These rules are kind of primitive and they only really deal with shapes of continental margins and mountains created by intercontinental convergences, but they are a decent first try at creating a believable landscape. A more sophisticated model would do more to model mountain building due to subduction at oceanic boundaries and other effects, but for now this will have to do.
Today, I’ll start with the paper-on-globe method. Hands-on physical reality may make what we’re trying to do a bit clearer. First we need a globe. I’ll be using an actual globe of the Earth that I picked
up at Goodwill for three bucks. My original intention had been to sand the globe down and prepare it for the Chris Wayan Planetocopia treatment, replacing its surface with my own created world. Unfortunately, I’ve never had the heart to sand off its lovely surface, so it’s sat in the living room doing nothing but being decorative for the last year. Because I don’t want to damage the existing surface, I have to be somewhat careful how I attach things to the globe. I could avoid some of those worries by using a more prosaic ball, but the only ball I had available was somewhat
larger than my globe. Not much larger, but even on the globe I’m using Africa is about the size of an 8-1/2 x 11-inch sheet of paper and Asia is quite inconveniently large. Sticking the “continents on would also be a bit of a challenge. Although my trusty duck tape would have probably done the job most nicely, it would also have completely trashed the globe. I suspect Post-It notes could have easily been twisted to the purpose, but, strangely, I don’t seem to have any of those on hand at the moment.
I didn’t put too much effort into drawing precise shapes, which turned
outnot to be too much of an issue because my skills with a pair of scissors were barely up to the task of following the shapes of the blobs I drew.

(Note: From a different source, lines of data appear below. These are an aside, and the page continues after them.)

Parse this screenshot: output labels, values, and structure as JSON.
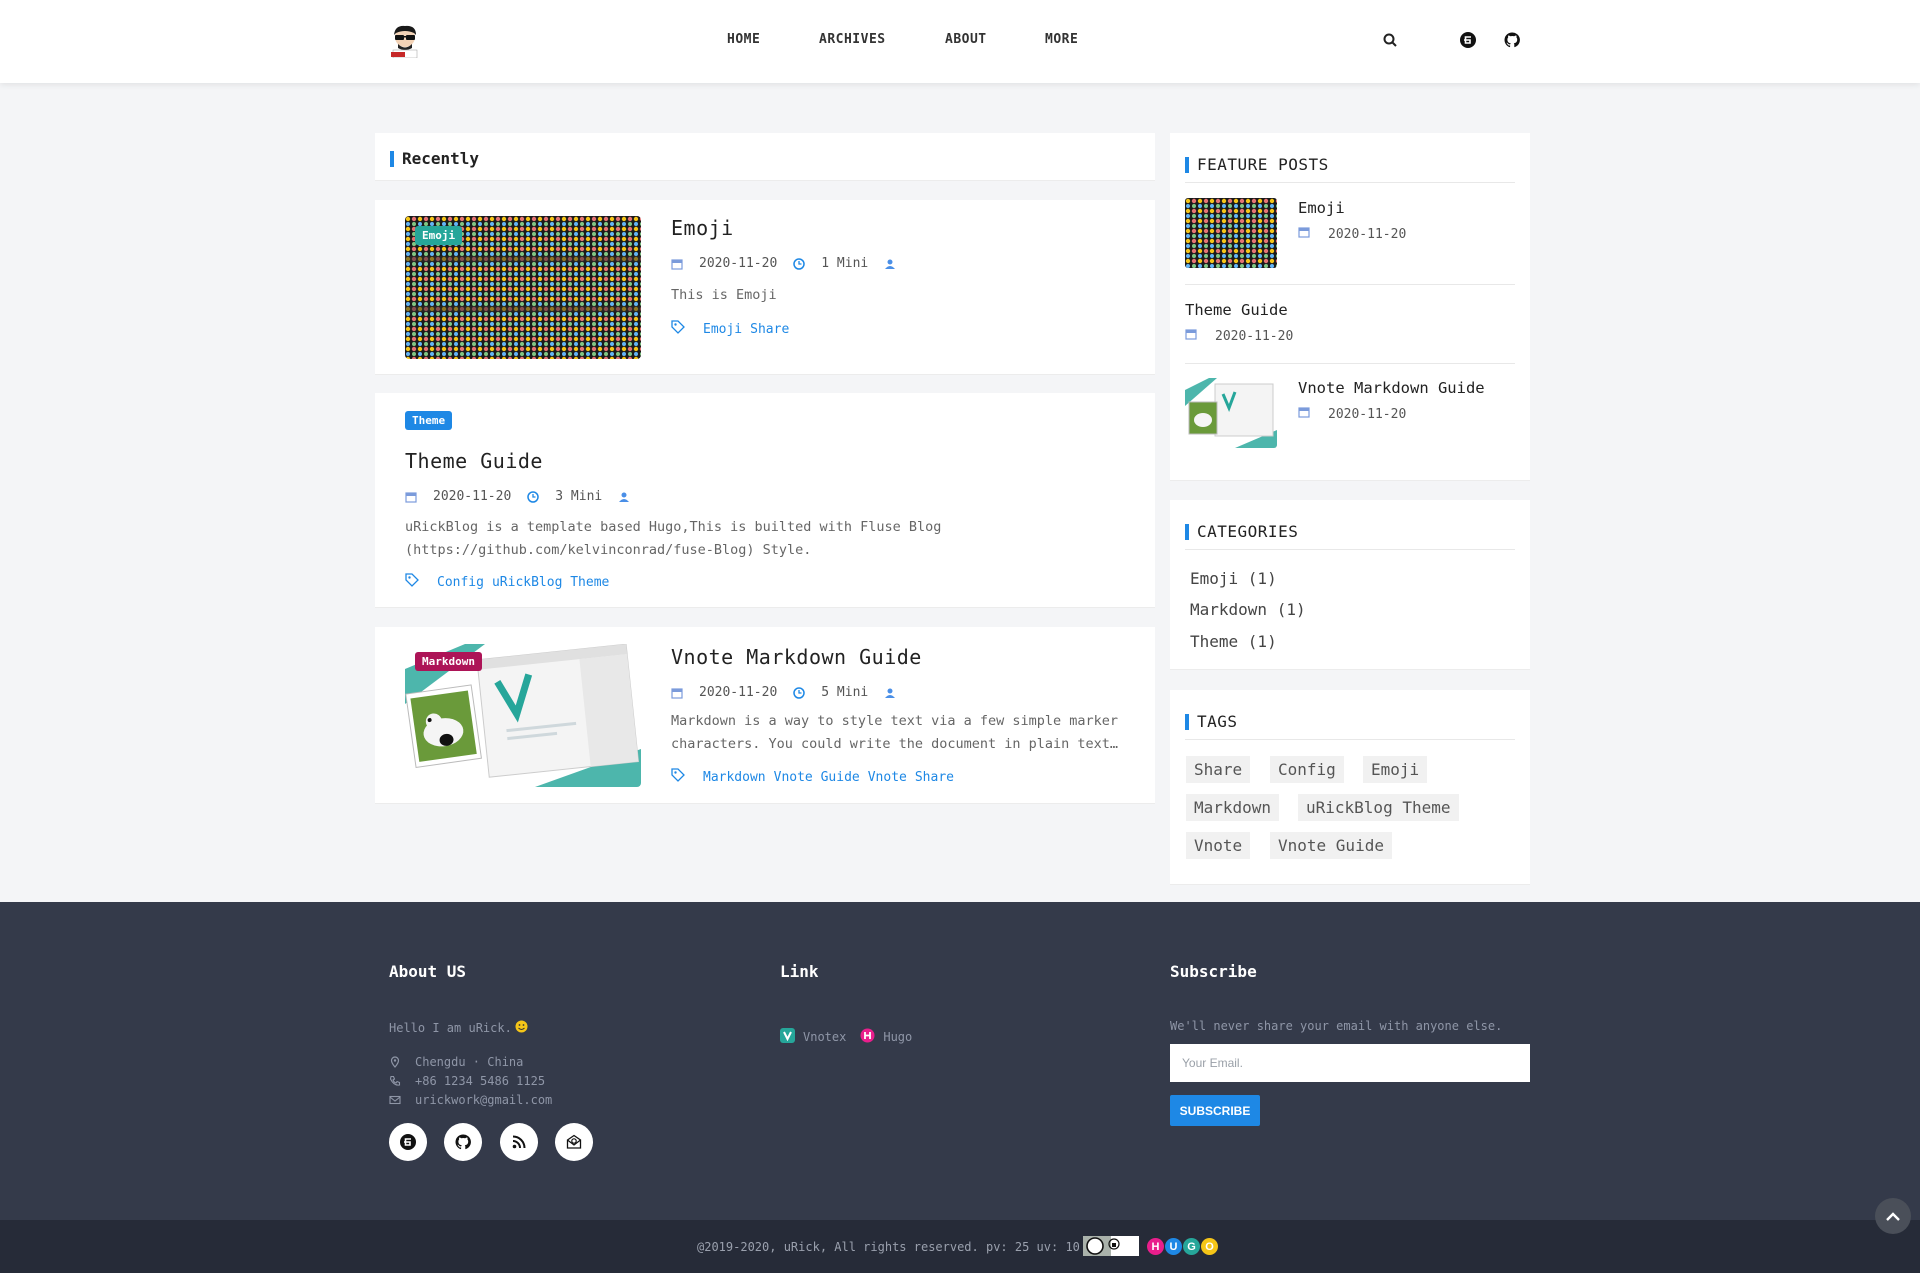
{
  "nav": {
    "home": "HOME",
    "archives": "ARCHIVES",
    "about": "ABOUT",
    "more": "MORE"
  },
  "recently": {
    "title": "Recently"
  },
  "posts": [
    {
      "badge": "Emoji",
      "badge_color": "#26a69a",
      "title": "Emoji",
      "date": "2020-11-20",
      "read_time": "1 Mini",
      "excerpt": "This is Emoji",
      "tags": [
        "Emoji",
        "Share"
      ]
    },
    {
      "badge": "Theme",
      "badge_color": "#1e88e5",
      "title": "Theme Guide",
      "date": "2020-11-20",
      "read_time": "3 Mini",
      "excerpt_line1": "uRickBlog is a template based Hugo,This is builted with Fluse Blog",
      "excerpt_line2": "(https://github.com/kelvinconrad/fuse-Blog) Style.",
      "tags": [
        "Config",
        "uRickBlog Theme"
      ]
    },
    {
      "badge": "Markdown",
      "badge_color": "#ad1457",
      "title": "Vnote Markdown Guide",
      "date": "2020-11-20",
      "read_time": "5 Mini",
      "excerpt_line1": "Markdown is a way to style text via a few simple marker",
      "excerpt_line2": "characters. You could write the document in plain text…",
      "tags": [
        "Markdown",
        "Vnote Guide",
        "Vnote",
        "Share"
      ]
    }
  ],
  "feature": {
    "title": "FEATURE POSTS",
    "items": [
      {
        "title": "Emoji",
        "date": "2020-11-20"
      },
      {
        "title": "Theme Guide",
        "date": "2020-11-20"
      },
      {
        "title": "Vnote Markdown Guide",
        "date": "2020-11-20"
      }
    ]
  },
  "categories": {
    "title": "CATEGORIES",
    "items": [
      "Emoji (1)",
      "Markdown (1)",
      "Theme (1)"
    ]
  },
  "tags": {
    "title": "TAGS",
    "items": [
      "Share",
      "Config",
      "Emoji",
      "Markdown",
      "uRickBlog Theme",
      "Vnote",
      "Vnote Guide"
    ]
  },
  "footer": {
    "about": {
      "title": "About US",
      "hello": "Hello I am uRick.",
      "location": "Chengdu · China",
      "phone": "+86 1234 5486 1125",
      "email": "urickwork@gmail.com"
    },
    "link": {
      "title": "Link",
      "items": [
        "Vnotex",
        "Hugo"
      ]
    },
    "subscribe": {
      "title": "Subscribe",
      "note": "We'll never share your email with anyone else.",
      "placeholder": "Your Email.",
      "button": "SUBSCRIBE"
    },
    "copyright": "@2019-2020, uRick, All rights reserved. pv: 25 uv: 10",
    "hugo_letters": [
      "H",
      "U",
      "G",
      "O"
    ]
  },
  "colors": {
    "accent": "#1e88e5",
    "footer_bg": "#343a4a",
    "bottom_bg": "#262b38"
  }
}
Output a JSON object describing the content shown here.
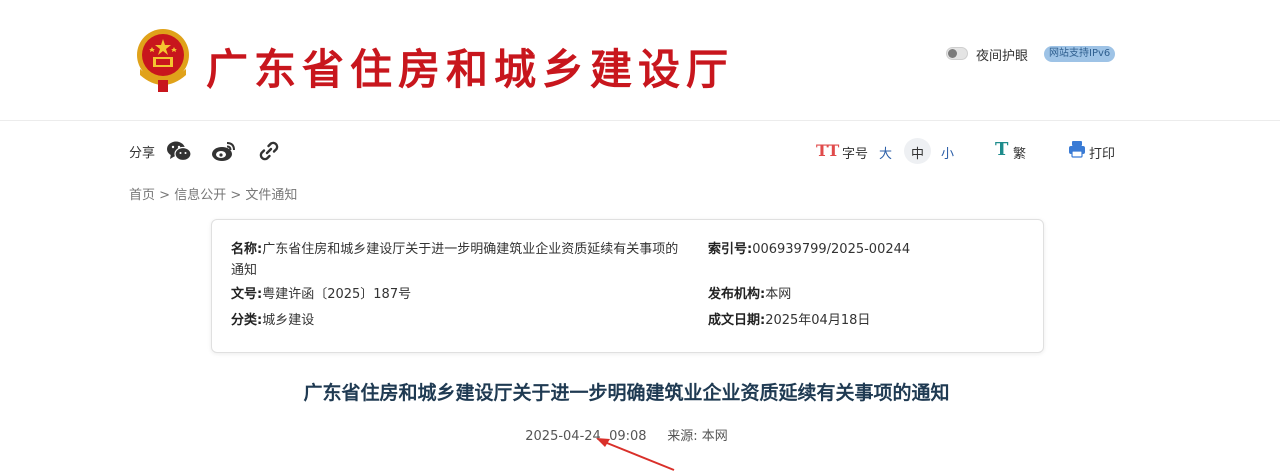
{
  "header": {
    "site_title": "广东省住房和城乡建设厅",
    "night_mode_label": "夜间护眼",
    "ipv6_badge": "网站支持IPv6"
  },
  "toolbar": {
    "share_label": "分享",
    "share_icons": [
      "wechat-icon",
      "weibo-icon",
      "link-icon"
    ],
    "fontsize_icon": "TT",
    "fontsize_label": "字号",
    "size_large": "大",
    "size_medium": "中",
    "size_small": "小",
    "traditional_icon": "T",
    "traditional_label": "繁",
    "print_label": "打印"
  },
  "breadcrumb": {
    "home": "首页",
    "sep": ">",
    "info": "信息公开",
    "notice": "文件通知"
  },
  "info": {
    "name_label": "名称:",
    "name_value": "广东省住房和城乡建设厅关于进一步明确建筑业企业资质延续有关事项的通知",
    "doc_no_label": "文号:",
    "doc_no_value": "粤建许函〔2025〕187号",
    "category_label": "分类:",
    "category_value": "城乡建设",
    "index_label": "索引号:",
    "index_value": "006939799/2025-00244",
    "publisher_label": "发布机构:",
    "publisher_value": "本网",
    "date_label": "成文日期:",
    "date_value": "2025年04月18日"
  },
  "article": {
    "title": "广东省住房和城乡建设厅关于进一步明确建筑业企业资质延续有关事项的通知",
    "datetime": "2025-04-24  09:08",
    "source_label": "来源:",
    "source_value": "本网"
  },
  "colors": {
    "title_red": "#c8161d",
    "link_blue": "#2c5fa8",
    "article_title": "#1f3a52",
    "annotation_arrow": "#d9302a"
  }
}
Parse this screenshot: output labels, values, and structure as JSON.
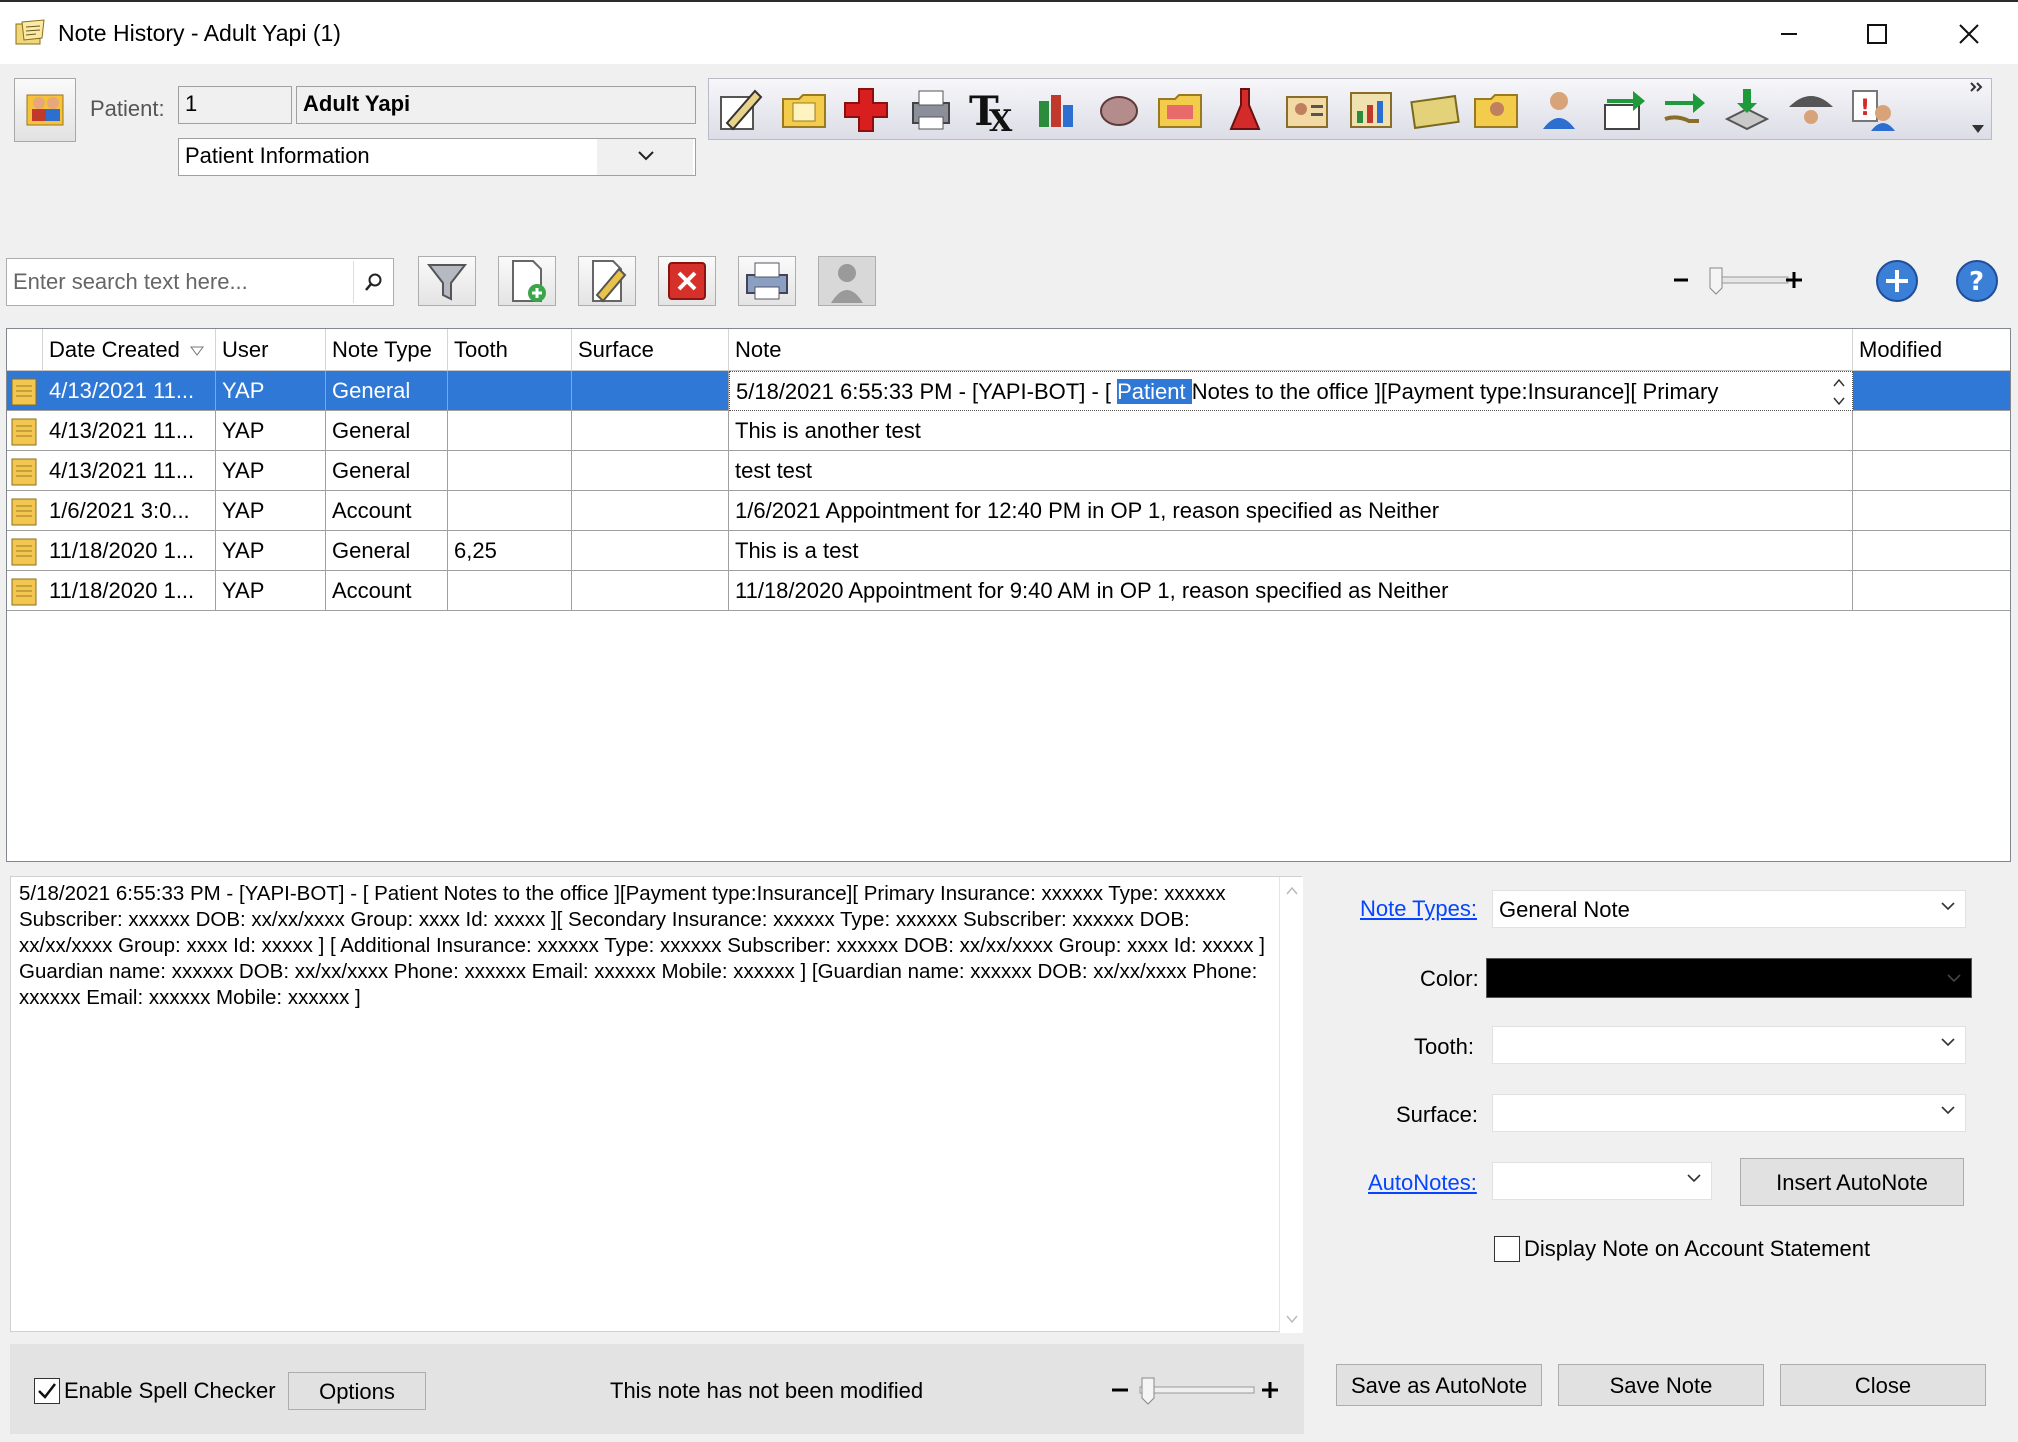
{
  "window": {
    "title": "Note History - Adult Yapi (1)",
    "controls": [
      "minimize",
      "maximize",
      "close"
    ]
  },
  "patient": {
    "label": "Patient:",
    "id": "1",
    "name": "Adult Yapi",
    "view_select": "Patient Information"
  },
  "toolbar_icons": [
    "edit-note-icon",
    "folder-note-icon",
    "medical-cross-icon",
    "printer-icon",
    "rx-icon",
    "family-icon",
    "brain-icon",
    "folder-card-icon",
    "red-flask-icon",
    "new-person-card-icon",
    "new-chart-icon",
    "insurance-card-icon",
    "folder-person-icon",
    "person-key-icon",
    "export-green-icon",
    "transfer-hand-icon",
    "download-tray-icon",
    "umbrella-person-icon",
    "alert-person-icon"
  ],
  "search": {
    "placeholder": "Enter search text here..."
  },
  "grid": {
    "columns": [
      "Date Created",
      "User",
      "Note Type",
      "Tooth",
      "Surface",
      "Note",
      "Modified"
    ],
    "rows": [
      {
        "date": "4/13/2021 11...",
        "user": "YAP",
        "type": "General",
        "tooth": "",
        "surface": "",
        "note_pre": "5/18/2021 6:55:33 PM - [YAPI-BOT] - [ ",
        "note_hl": "Patient ",
        "note_post": "Notes to the office ][Payment type:Insurance][ Primary",
        "modified": ""
      },
      {
        "date": "4/13/2021 11...",
        "user": "YAP",
        "type": "General",
        "tooth": "",
        "surface": "",
        "note": "This is another test",
        "modified": ""
      },
      {
        "date": "4/13/2021 11...",
        "user": "YAP",
        "type": "General",
        "tooth": "",
        "surface": "",
        "note": "test test",
        "modified": ""
      },
      {
        "date": "1/6/2021 3:0...",
        "user": "YAP",
        "type": "Account",
        "tooth": "",
        "surface": "",
        "note": "1/6/2021 Appointment for 12:40 PM in OP 1, reason specified as Neither",
        "modified": ""
      },
      {
        "date": "11/18/2020 1...",
        "user": "YAP",
        "type": "General",
        "tooth": "6,25",
        "surface": "",
        "note": "This is a test",
        "modified": ""
      },
      {
        "date": "11/18/2020 1...",
        "user": "YAP",
        "type": "Account",
        "tooth": "",
        "surface": "",
        "note": "11/18/2020 Appointment for 9:40 AM in OP 1, reason specified as Neither",
        "modified": ""
      }
    ]
  },
  "editor": {
    "text": "5/18/2021 6:55:33 PM - [YAPI-BOT] - [ Patient Notes to the office ][Payment type:Insurance][ Primary Insurance: xxxxxx Type: xxxxxx Subscriber: xxxxxx DOB: xx/xx/xxxx Group: xxxx Id: xxxxx ][ Secondary Insurance: xxxxxx Type: xxxxxx Subscriber: xxxxxx DOB: xx/xx/xxxx Group: xxxx Id: xxxxx ] [ Additional Insurance: xxxxxx Type: xxxxxx Subscriber: xxxxxx DOB: xx/xx/xxxx Group: xxxx Id: xxxxx ] Guardian name: xxxxxx DOB: xx/xx/xxxx Phone: xxxxxx Email: xxxxxx Mobile: xxxxxx ] [Guardian name: xxxxxx DOB: xx/xx/xxxx Phone: xxxxxx Email: xxxxxx Mobile: xxxxxx ]"
  },
  "status": {
    "spell_label": "Enable Spell Checker",
    "spell_checked": true,
    "options_label": "Options",
    "modified_text": "This note has not been modified"
  },
  "form": {
    "note_types_label": "Note Types:",
    "note_types_value": "General Note",
    "color_label": "Color:",
    "color_value": "#000000",
    "tooth_label": "Tooth:",
    "tooth_value": "",
    "surface_label": "Surface:",
    "surface_value": "",
    "autonotes_label": "AutoNotes:",
    "autonotes_value": "",
    "insert_autonote_label": "Insert AutoNote",
    "display_on_statement_label": "Display Note on Account Statement",
    "display_on_statement_checked": false
  },
  "buttons": {
    "save_as_autonote": "Save as AutoNote",
    "save_note": "Save Note",
    "close": "Close"
  },
  "colors": {
    "selection": "#2f78d6",
    "link": "#0645ff"
  }
}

Perhaps next time I’ll have my grade school kids do the cutting. And drawing…
Even if the shapes had been intricately drawn and precisely cut with an exacto knife and a skilled hand, much of that would have been lost
in trying to force the flat sheets onto the curved surface. I wasn’t surprised that the larger cut-outs(approaching “Africa”-sized) were somewhat problematic, but even pieces smaller than “Australia” were still somewhat involved to force onto the surface. Had I been willing to use a stronger adhesive things likely would have been easier, but I suspect the required deformation would have still limited the detail attainable.
Some of the tasks involved in playing the Plate Tectonics Game were
unexpectedly involved. Each movement required the cut-out to be pulled up and laboriously re-stuck to the globe. Taping continents together after collisions wasn’t too difficult, but cutting them apart proved rather involved. Also the more rigid masking tape I used made it difficult to get the continents to deform to the surface. It seemed like they would have been pre-deformed, but not so much… I tried making cuts in situ, but that proved unnecessarily
difficult. Taking continents off the surface and trying to re-adhere them to the same location and orientation was error-prone at best.
Even though I ultimately did a pretty half-assed job with the paper-and globe method of tectonic drift simulation, it was still time-consuming and more than a little bit frustrating. The shapes were ultimately pretty vague. Whatever the results, they would have been
difficult to record with any precision. Possibly, I could see carefully measuring the latlong positions of vertices on the perimeter and using that either to start an equirectangular map on graph paper or enter into your favorite cad program. Might be useful for an all-by-hand-approach, but if your going to use a cad program anyway…
As a proof of concept, doing this with paper and globe was of interest, but I wouldn’t want to do it regularly. This turned out to be an all-day project. The results were not impressive enough for an all-day project. I give this one thumbs-down.
I’m already working on the gplates and qgis version of this little simulation/game. Hopefully it will be quicker…
Thank you for reading,